• [Your instructions]:
Lines with "data": pull these out of the listing below.

• [Supplied records]:
········
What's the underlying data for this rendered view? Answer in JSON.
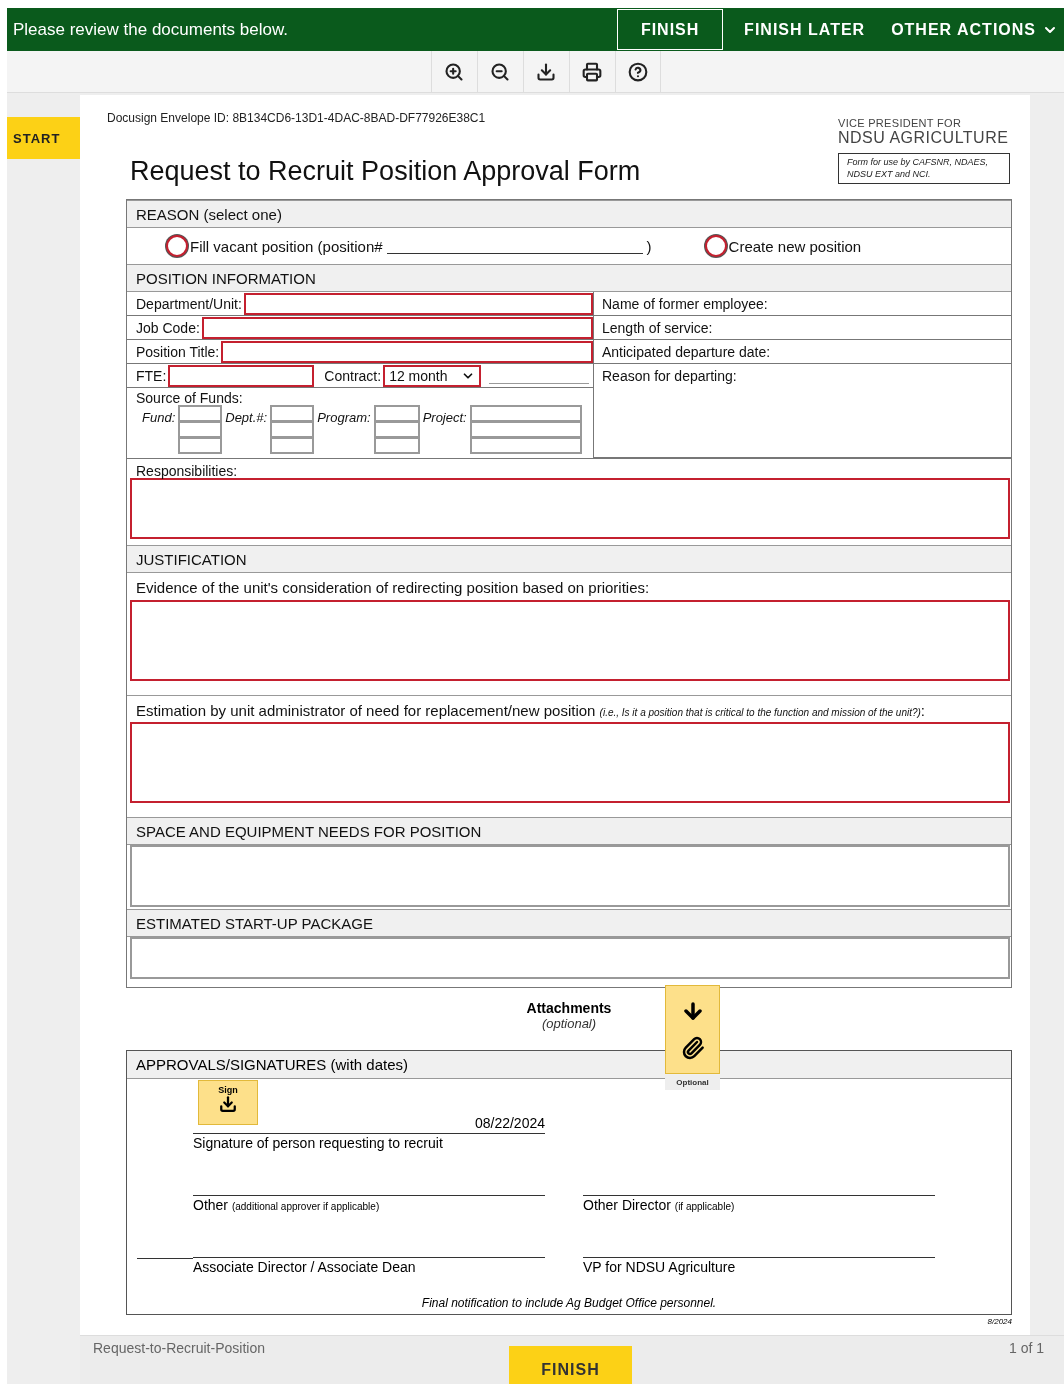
{
  "header": {
    "message": "Please review the documents below.",
    "buttons": [
      {
        "label": "FINISH",
        "kind": "outlined"
      },
      {
        "label": "FINISH LATER",
        "kind": "plain"
      },
      {
        "label": "OTHER ACTIONS",
        "kind": "menu"
      }
    ]
  },
  "toolbar": {
    "tools": [
      {
        "kind": "zoom-in"
      },
      {
        "kind": "zoom-out"
      },
      {
        "kind": "download"
      },
      {
        "kind": "print"
      },
      {
        "kind": "help"
      }
    ]
  },
  "start_tag": "START",
  "document": {
    "envelope_id": "Docusign Envelope ID: 8B134CD6-13D1-4DAC-8BAD-DF77926E38C1",
    "org_small": "VICE PRESIDENT FOR",
    "org_name": "NDSU AGRICULTURE",
    "org_note": "Form for use by CAFSNR, NDAES, NDSU EXT and NCI.",
    "title": "Request to Recruit Position Approval Form",
    "reason": {
      "heading": "REASON (select one)",
      "options": [
        {
          "label": "Fill vacant position (position#",
          "suffix": ")",
          "checked": false
        },
        {
          "label": "Create new position",
          "checked": false
        }
      ]
    },
    "position": {
      "heading": "POSITION INFORMATION",
      "fields": [
        {
          "label": "Department/Unit:"
        },
        {
          "label": "Job Code:"
        },
        {
          "label": "Position Title:"
        }
      ],
      "fte": {
        "label": "FTE:"
      },
      "contract": {
        "label": "Contract:",
        "value": "12 month"
      },
      "funds": {
        "label": "Source of Funds:",
        "columns": [
          {
            "label": "Fund:"
          },
          {
            "label": "Dept.#:"
          },
          {
            "label": "Program:"
          },
          {
            "label": "Project:"
          }
        ]
      },
      "former": [
        "Name of former employee:",
        "Length of service:",
        "Anticipated departure date:",
        "Reason for departing:"
      ],
      "responsibilities": {
        "label": "Responsibilities:",
        "required": true
      }
    },
    "justification": {
      "heading": "JUSTIFICATION",
      "prompts": [
        {
          "label": "Evidence of the unit's consideration of redirecting position based on priorities:",
          "required": true
        },
        {
          "label": "Estimation by unit administrator of need for replacement/new position",
          "note": "(i.e., Is it a position that is critical to the function and mission of the unit?)",
          "end": ":",
          "required": true
        }
      ]
    },
    "sections": [
      {
        "heading": "SPACE AND EQUIPMENT NEEDS FOR POSITION",
        "required": false
      },
      {
        "heading": "ESTIMATED START-UP PACKAGE",
        "required": false
      }
    ],
    "attachments": {
      "title": "Attachments",
      "subtitle": "(optional)",
      "tag": "Optional"
    },
    "approvals": {
      "heading": "APPROVALS/SIGNATURES (with dates)",
      "sign_tag": "Sign",
      "date": "08/22/2024",
      "signatures": [
        {
          "label": "Signature of person requesting to recruit"
        },
        {
          "label": "Other",
          "note": "(additional approver if applicable)"
        },
        {
          "label": "Other Director",
          "note": "(if applicable)"
        },
        {
          "label": "Associate Director / Associate Dean"
        },
        {
          "label": "VP for NDSU Agriculture"
        }
      ],
      "final_note": "Final notification to include Ag Budget Office personnel."
    },
    "version": "8/2024"
  },
  "footer": {
    "doc_name": "Request-to-Recruit-Position",
    "pages": "1 of 1",
    "finish": "FINISH"
  }
}
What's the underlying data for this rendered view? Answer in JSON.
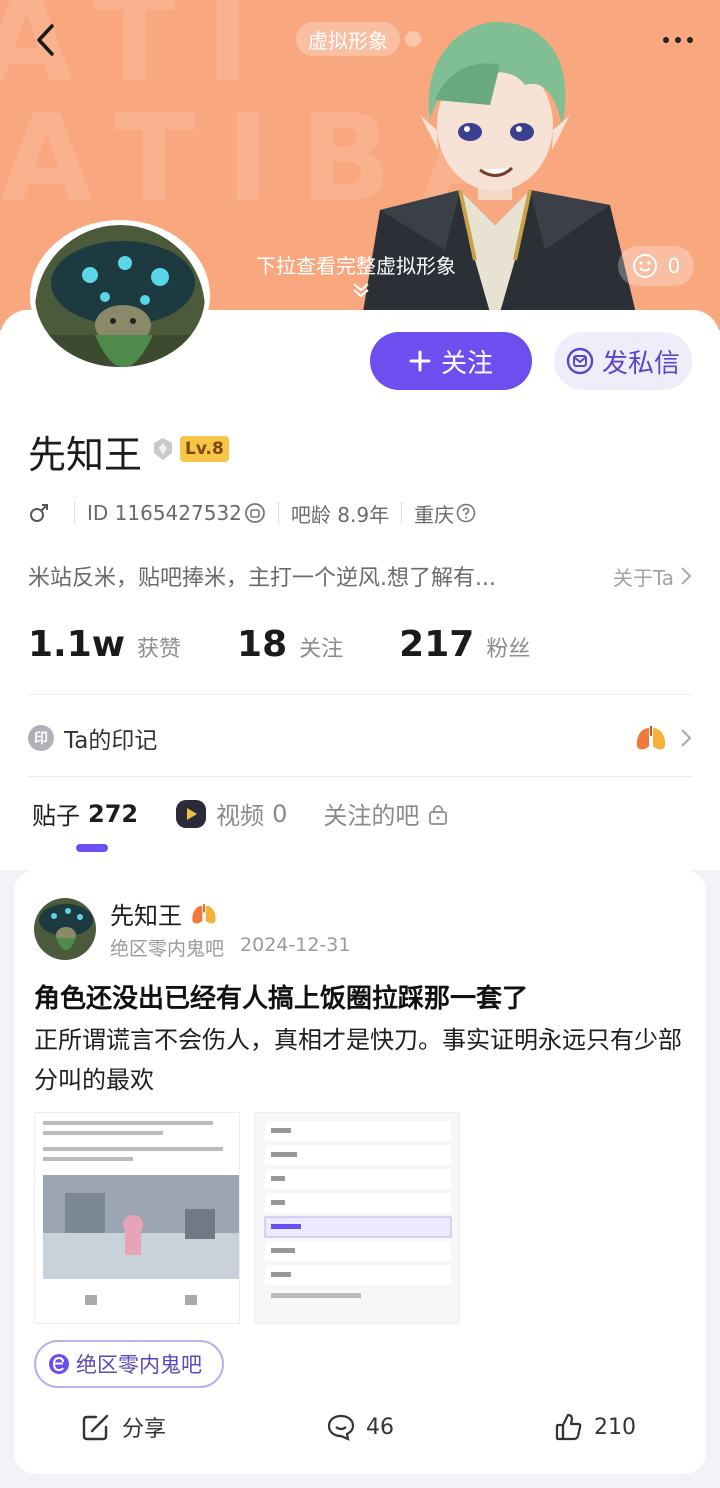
{
  "header": {
    "avatar_tag": "虚拟形象",
    "pull_hint": "下拉查看完整虚拟形象",
    "like_count": "0"
  },
  "profile": {
    "follow_label": "关注",
    "message_label": "发私信",
    "username": "先知王",
    "level": "Lv.8",
    "id_text": "ID 1165427532",
    "bar_age": "吧龄 8.9年",
    "location": "重庆",
    "bio": "米站反米，贴吧捧米，主打一个逆风.想了解有...",
    "about_link": "关于Ta",
    "stats": [
      {
        "num": "1.1w",
        "label": "获赞"
      },
      {
        "num": "18",
        "label": "关注"
      },
      {
        "num": "217",
        "label": "粉丝"
      }
    ],
    "mark_icon": "印",
    "mark_label": "Ta的印记"
  },
  "tabs": [
    {
      "label": "贴子",
      "count": "272"
    },
    {
      "label": "视频",
      "count": "0"
    },
    {
      "label": "关注的吧"
    }
  ],
  "post": {
    "author": "先知王",
    "forum": "绝区零内鬼吧",
    "date": "2024-12-31",
    "title": "角色还没出已经有人搞上饭圈拉踩那一套了",
    "body": "正所谓谎言不会伤人，真相才是快刀。事实证明永远只有少部分叫的最欢",
    "forum_tag": "绝区零内鬼吧",
    "share_label": "分享",
    "comment_count": "46",
    "like_count": "210"
  },
  "colors": {
    "banner": "#f9a77f",
    "accent": "#6d4ff0"
  }
}
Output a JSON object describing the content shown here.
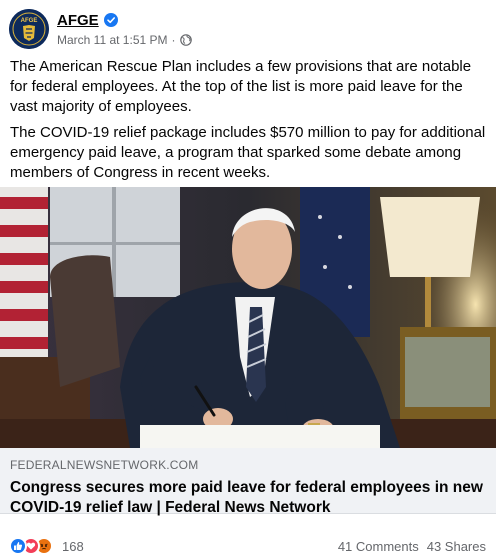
{
  "post": {
    "page_name": "AFGE",
    "timestamp": "March 11 at 1:51 PM",
    "separator": "·",
    "avatar_text": "AFGE",
    "paragraphs": [
      "The American Rescue Plan includes a few provisions that are notable for federal employees. At the top of the list is more paid leave for the vast majority of employees.",
      "The COVID-19 relief package includes $570 million to pay for additional emergency paid leave, a program that sparked some debate among members of Congress in recent weeks."
    ]
  },
  "link_preview": {
    "domain": "FEDERALNEWSNETWORK.COM",
    "title": "Congress secures more paid leave for federal employees in new COVID-19 relief law | Federal News Network"
  },
  "engagement": {
    "reaction_count": "168",
    "comments": "41 Comments",
    "shares": "43 Shares",
    "reactions": [
      "like-icon",
      "love-icon",
      "angry-icon"
    ]
  },
  "colors": {
    "like": "#1877f2",
    "love": "#f33e58",
    "angry": "#e9710f",
    "secondary_text": "#65676b",
    "card_bg": "#f0f2f5"
  }
}
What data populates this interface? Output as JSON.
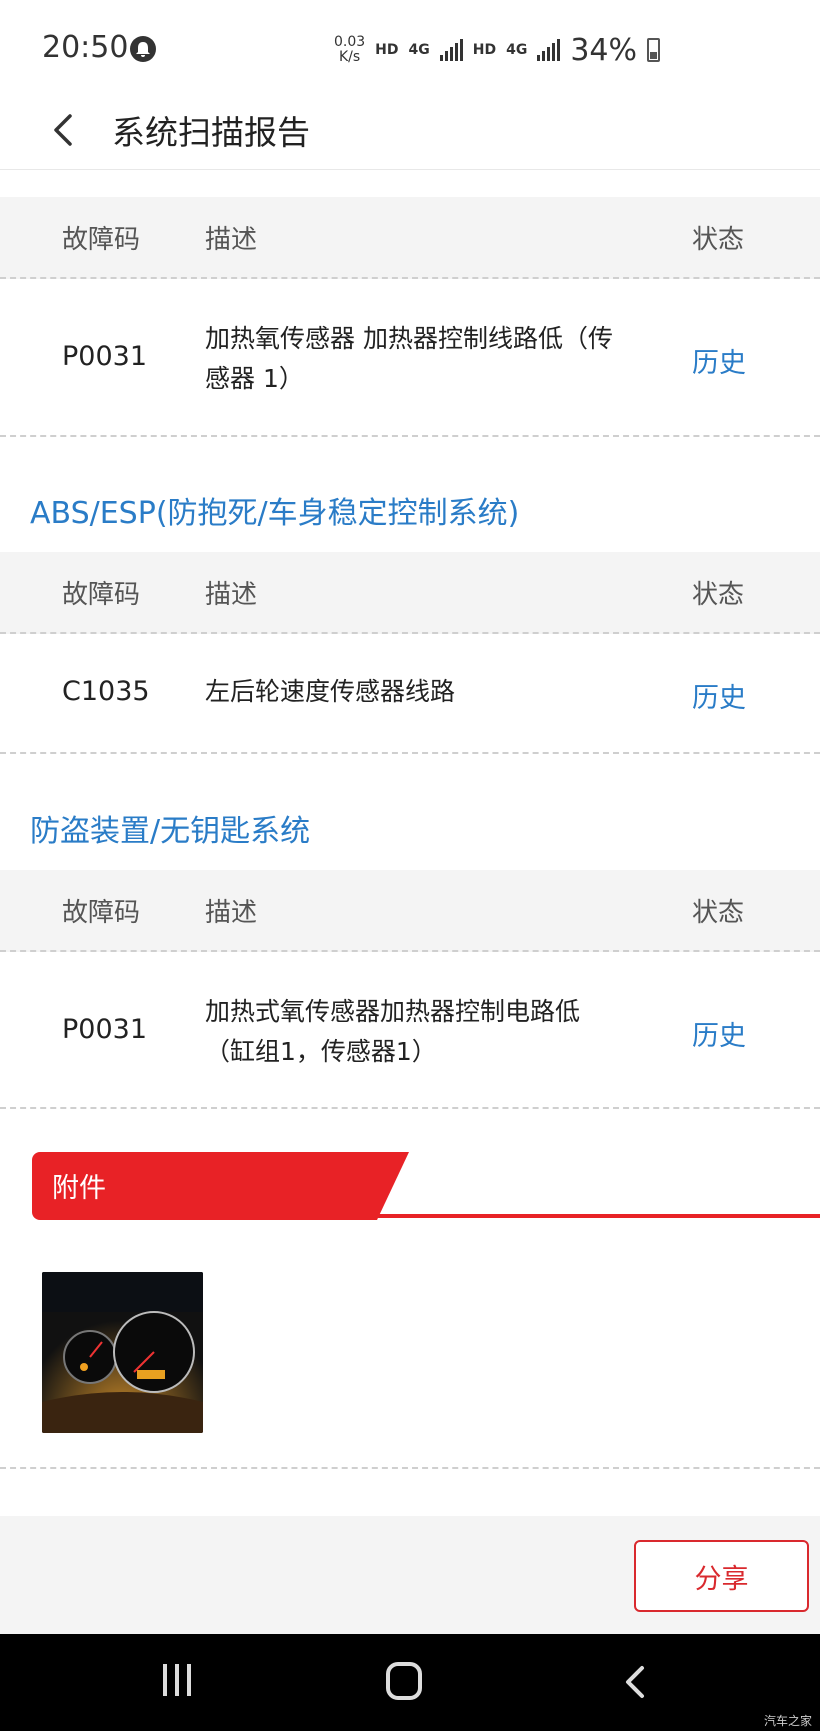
{
  "status_bar": {
    "time": "20:50",
    "net_speed_value": "0.03",
    "net_speed_unit": "K/s",
    "hd_1": "HD",
    "net_1": "4G",
    "hd_2": "HD",
    "net_2": "4G",
    "battery": "34%"
  },
  "header": {
    "title": "系统扫描报告"
  },
  "table_headers": {
    "code": "故障码",
    "desc": "描述",
    "status": "状态"
  },
  "sections": [
    {
      "title": "",
      "rows": [
        {
          "code": "P0031",
          "desc": "加热氧传感器 加热器控制线路低（传感器 1）",
          "status": "历史"
        }
      ]
    },
    {
      "title": "ABS/ESP(防抱死/车身稳定控制系统)",
      "rows": [
        {
          "code": "C1035",
          "desc": "左后轮速度传感器线路",
          "status": "历史"
        }
      ]
    },
    {
      "title": "防盗装置/无钥匙系统",
      "rows": [
        {
          "code": "P0031",
          "desc": "加热式氧传感器加热器控制电路低（缸组1，传感器1）",
          "status": "历史"
        }
      ]
    }
  ],
  "attachments": {
    "label": "附件"
  },
  "footer": {
    "share_label": "分享"
  },
  "watermark": "汽车之家",
  "colors": {
    "accent_blue": "#2a7cc7",
    "accent_red": "#e82226"
  }
}
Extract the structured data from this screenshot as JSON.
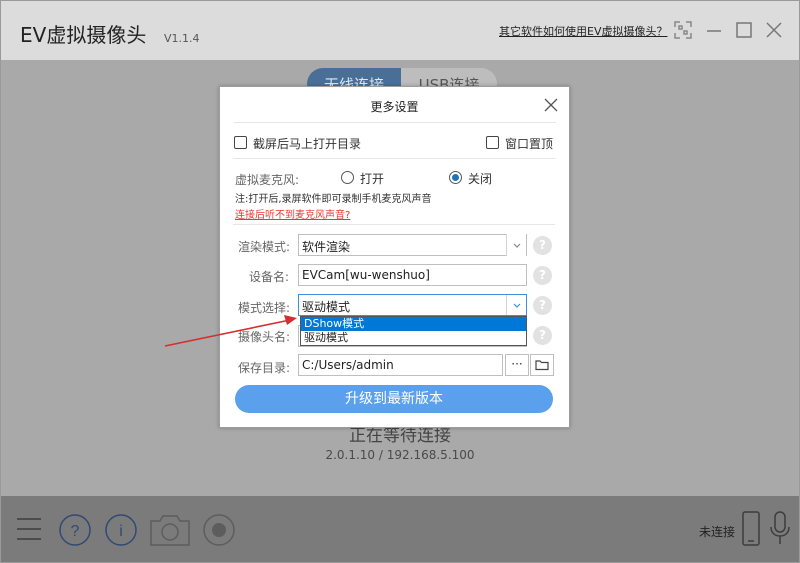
{
  "app": {
    "title": "EV虚拟摄像头",
    "version": "V1.1.4",
    "help_link": "其它软件如何使用EV虚拟摄像头？"
  },
  "tabs": [
    {
      "label": "无线连接",
      "active": true
    },
    {
      "label": "USB连接",
      "active": false
    }
  ],
  "status": {
    "title": "正在等待连接",
    "sub": "2.0.1.10 / 192.168.5.100"
  },
  "bottom": {
    "connection_status": "未连接"
  },
  "dialog": {
    "title": "更多设置",
    "open_dir_after_screenshot": {
      "label": "截屏后马上打开目录",
      "checked": false
    },
    "window_on_top": {
      "label": "窗口置顶",
      "checked": false
    },
    "mic": {
      "label": "虚拟麦克风:",
      "opt_on": "打开",
      "opt_off": "关闭",
      "selected": "关闭",
      "note": "注:打开后,录屏软件即可录制手机麦克风声音",
      "help_link": "连接后听不到麦克风声音?"
    },
    "render_mode": {
      "label": "渲染模式:",
      "value": "软件渲染"
    },
    "device_name": {
      "label": "设备名:",
      "value": "EVCam[wu-wenshuo]"
    },
    "mode_select": {
      "label": "模式选择:",
      "value": "驱动模式",
      "options": [
        "DShow模式",
        "驱动模式"
      ],
      "highlighted": "DShow模式"
    },
    "camera_name": {
      "label": "摄像头名:"
    },
    "save_dir": {
      "label": "保存目录:",
      "value": "C:/Users/admin",
      "more": "···"
    },
    "upgrade_button": "升级到最新版本",
    "help_mark": "?"
  },
  "colors": {
    "accent": "#5aa0ec",
    "selection": "#0078d7",
    "link_red": "#e53935",
    "arrow_red": "#d32f2f"
  }
}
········
• [Answer area]:
What's the underlying data for this rendered view? Answer in JSON.
What's the underlying data for this rendered view? Answer in JSON.
What data populates this interface? Output as JSON.
Extract the structured data from this screenshot as JSON.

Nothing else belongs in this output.